But this doesn’t surprise National Center Senior Fellow Bonner Cohen, Ph.D. He said:
No one should be surprised that a congressionally chartered foundation, created 37 years ago, has evolved in ways that make a mockery of its original mission.
An investigative report by The Heritage Foundation’s Daily Signal recently discovered in the tax records of the National Fish and Wildlife Foundation (NFWF) that CEO/Executive Director Jeff Trandahl received $1.29 million in annual compensation from the group in 2018. In comparison, similar tax filings found that Sierra Club Executive Director Dan Chu earned $238,000 in 2017. American Forest Foundation President and CEO Thomas D. Martin earned $386,560 in 2018. Furthermore, the interior secretary – who appoints people to serve on the NFWF board – earns just $219,200 annually.
Alex Echols, a former NFWF deputy policy director and former acting executive director for the group, told Daily Signal reporter Kevin Mooney that “the fact that the salaries are as high as they are does raise some questions.”
NFWF was created by Congress in 1984 to support grantmaking by the federal U.S. Fish and Wildlife Service and National Oceanic and Atmospheric Administration.
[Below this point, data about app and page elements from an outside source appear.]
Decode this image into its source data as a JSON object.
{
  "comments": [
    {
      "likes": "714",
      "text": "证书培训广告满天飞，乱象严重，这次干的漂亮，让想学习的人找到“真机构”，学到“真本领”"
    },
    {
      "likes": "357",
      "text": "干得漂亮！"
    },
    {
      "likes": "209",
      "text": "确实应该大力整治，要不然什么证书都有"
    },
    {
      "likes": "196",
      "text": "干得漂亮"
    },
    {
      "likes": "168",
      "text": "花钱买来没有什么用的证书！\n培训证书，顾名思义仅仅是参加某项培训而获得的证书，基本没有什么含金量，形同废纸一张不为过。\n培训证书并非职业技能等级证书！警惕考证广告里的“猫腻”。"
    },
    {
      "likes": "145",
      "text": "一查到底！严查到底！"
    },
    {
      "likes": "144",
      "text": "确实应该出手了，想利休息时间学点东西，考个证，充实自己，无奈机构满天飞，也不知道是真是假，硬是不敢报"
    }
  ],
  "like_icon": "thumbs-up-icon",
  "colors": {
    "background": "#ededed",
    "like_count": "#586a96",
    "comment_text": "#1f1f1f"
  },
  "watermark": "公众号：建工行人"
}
It works to build relationships between the government, nonprofits, private companies and individuals. It has brokered billions in grants for projects such as the clean-up of the Gulf of Mexico after the 2010 Deepwater Horizon oil spill.
It is now expected that the NFWF will play a major role in the Biden Administration’s intentions for the government to acquire more land for its federal portfolio.
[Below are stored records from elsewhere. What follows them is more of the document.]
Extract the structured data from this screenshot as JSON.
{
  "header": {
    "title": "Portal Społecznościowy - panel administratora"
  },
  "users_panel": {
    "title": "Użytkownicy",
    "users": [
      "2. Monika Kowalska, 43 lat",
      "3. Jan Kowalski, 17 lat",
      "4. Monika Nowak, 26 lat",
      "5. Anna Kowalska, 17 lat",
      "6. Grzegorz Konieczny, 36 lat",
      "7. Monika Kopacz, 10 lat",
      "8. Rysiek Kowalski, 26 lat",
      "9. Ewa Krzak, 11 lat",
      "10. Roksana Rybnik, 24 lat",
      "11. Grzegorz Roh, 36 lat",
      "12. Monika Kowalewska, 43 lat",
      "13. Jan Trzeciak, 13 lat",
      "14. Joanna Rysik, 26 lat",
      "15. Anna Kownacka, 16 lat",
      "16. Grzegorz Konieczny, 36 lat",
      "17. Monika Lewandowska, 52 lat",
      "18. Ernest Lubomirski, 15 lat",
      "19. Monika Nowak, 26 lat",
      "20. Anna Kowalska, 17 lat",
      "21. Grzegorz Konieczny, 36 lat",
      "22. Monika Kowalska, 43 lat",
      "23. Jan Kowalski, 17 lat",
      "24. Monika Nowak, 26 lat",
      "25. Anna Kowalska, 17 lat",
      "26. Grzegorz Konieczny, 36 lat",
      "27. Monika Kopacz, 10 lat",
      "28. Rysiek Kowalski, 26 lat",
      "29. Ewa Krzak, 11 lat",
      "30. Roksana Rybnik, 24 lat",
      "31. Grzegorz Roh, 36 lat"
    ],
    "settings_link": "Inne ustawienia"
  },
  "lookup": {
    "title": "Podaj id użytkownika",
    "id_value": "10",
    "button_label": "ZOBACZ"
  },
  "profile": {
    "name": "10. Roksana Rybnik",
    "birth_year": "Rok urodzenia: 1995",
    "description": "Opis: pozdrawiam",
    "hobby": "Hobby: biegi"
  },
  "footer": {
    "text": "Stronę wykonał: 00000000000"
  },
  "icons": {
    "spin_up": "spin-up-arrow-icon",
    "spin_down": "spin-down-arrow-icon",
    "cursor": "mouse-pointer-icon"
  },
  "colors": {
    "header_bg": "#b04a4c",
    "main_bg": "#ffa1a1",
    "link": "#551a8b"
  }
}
The revelation of the extraordinary pay structure at the NFWF is problematic. Bonner explained, however, that this is nothing new in the D.C. swamp:
That’s the nature of mission creep, a chronic Washington disease. Nowhere in NFWF’s charter does it say that the foundation should serve to enrich its executive director and other high-level employees. This happened because there has been no oversight worthy of the name, either by the NFWF’s board or by Congress.
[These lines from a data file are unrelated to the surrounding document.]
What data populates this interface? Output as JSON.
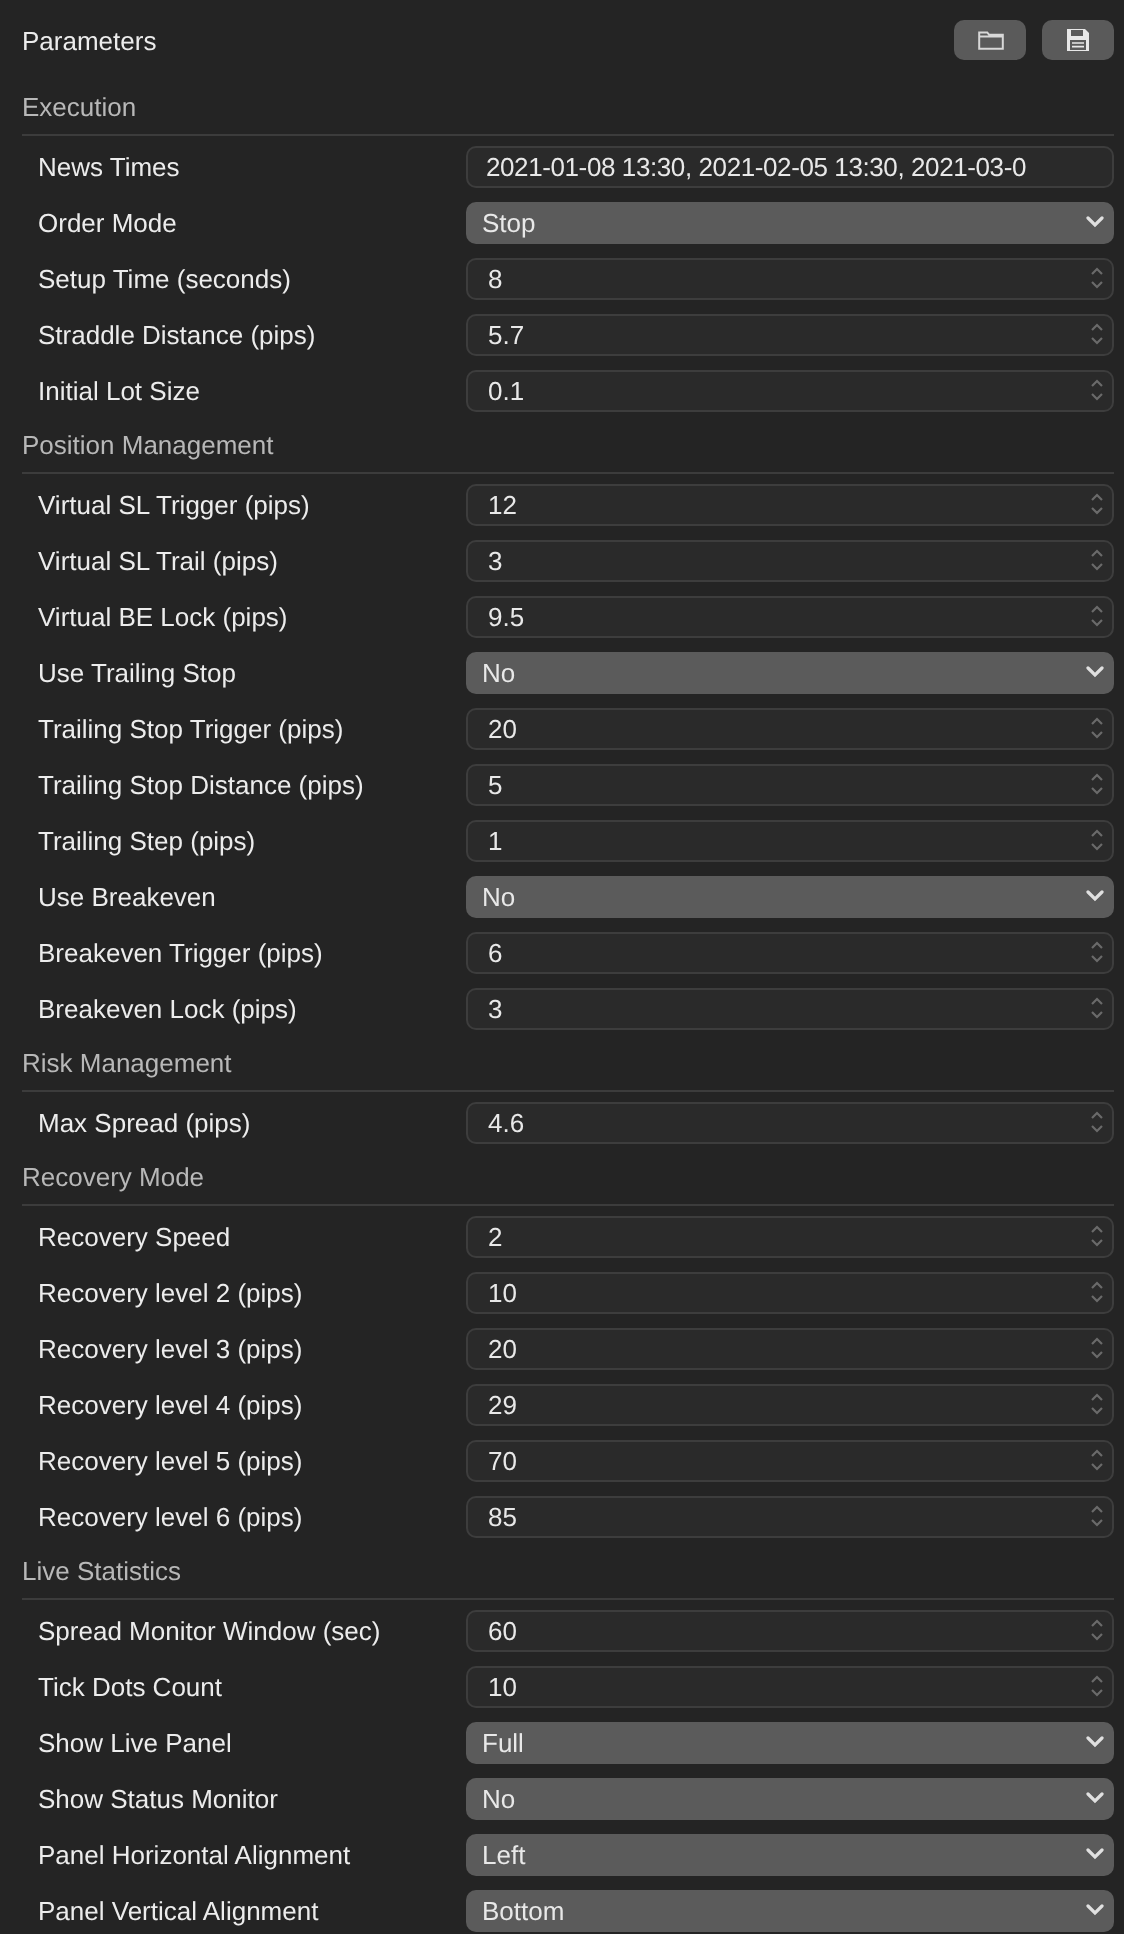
{
  "panel": {
    "title": "Parameters"
  },
  "sections": [
    {
      "title": "Execution",
      "rows": [
        {
          "label": "News Times",
          "kind": "text",
          "value": "2021-01-08 13:30, 2021-02-05 13:30, 2021-03-0"
        },
        {
          "label": "Order Mode",
          "kind": "select",
          "value": "Stop"
        },
        {
          "label": "Setup Time (seconds)",
          "kind": "number",
          "value": "8"
        },
        {
          "label": "Straddle Distance (pips)",
          "kind": "number",
          "value": "5.7"
        },
        {
          "label": "Initial Lot Size",
          "kind": "number",
          "value": "0.1"
        }
      ]
    },
    {
      "title": "Position Management",
      "rows": [
        {
          "label": "Virtual SL Trigger (pips)",
          "kind": "number",
          "value": "12"
        },
        {
          "label": "Virtual SL Trail (pips)",
          "kind": "number",
          "value": "3"
        },
        {
          "label": "Virtual BE Lock (pips)",
          "kind": "number",
          "value": "9.5"
        },
        {
          "label": "Use Trailing Stop",
          "kind": "select",
          "value": "No"
        },
        {
          "label": "Trailing Stop Trigger (pips)",
          "kind": "number",
          "value": "20"
        },
        {
          "label": "Trailing Stop Distance (pips)",
          "kind": "number",
          "value": "5"
        },
        {
          "label": "Trailing Step (pips)",
          "kind": "number",
          "value": "1"
        },
        {
          "label": "Use Breakeven",
          "kind": "select",
          "value": "No"
        },
        {
          "label": "Breakeven Trigger (pips)",
          "kind": "number",
          "value": "6"
        },
        {
          "label": "Breakeven Lock (pips)",
          "kind": "number",
          "value": "3"
        }
      ]
    },
    {
      "title": "Risk Management",
      "rows": [
        {
          "label": "Max Spread (pips)",
          "kind": "number",
          "value": "4.6"
        }
      ]
    },
    {
      "title": "Recovery Mode",
      "rows": [
        {
          "label": "Recovery Speed",
          "kind": "number",
          "value": "2"
        },
        {
          "label": "Recovery level 2 (pips)",
          "kind": "number",
          "value": "10"
        },
        {
          "label": "Recovery level 3 (pips)",
          "kind": "number",
          "value": "20"
        },
        {
          "label": "Recovery level 4 (pips)",
          "kind": "number",
          "value": "29"
        },
        {
          "label": "Recovery level 5 (pips)",
          "kind": "number",
          "value": "70"
        },
        {
          "label": "Recovery level 6 (pips)",
          "kind": "number",
          "value": "85"
        }
      ]
    },
    {
      "title": "Live Statistics",
      "rows": [
        {
          "label": "Spread Monitor Window (sec)",
          "kind": "number",
          "value": "60"
        },
        {
          "label": "Tick Dots Count",
          "kind": "number",
          "value": "10"
        },
        {
          "label": "Show Live Panel",
          "kind": "select",
          "value": "Full"
        },
        {
          "label": "Show Status Monitor",
          "kind": "select",
          "value": "No"
        },
        {
          "label": "Panel Horizontal Alignment",
          "kind": "select",
          "value": "Left"
        },
        {
          "label": "Panel Vertical Alignment",
          "kind": "select",
          "value": "Bottom"
        }
      ]
    }
  ]
}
“Absent adult supervision, these obscene levels of compensation will continue,” Bonner continued. “While millions of Americans saw their livelihoods destroyed during the pandemic-related lockdowns, life was good at the NFWF.”
To read all of the Daily Signal report, click here.
Author: David Almasi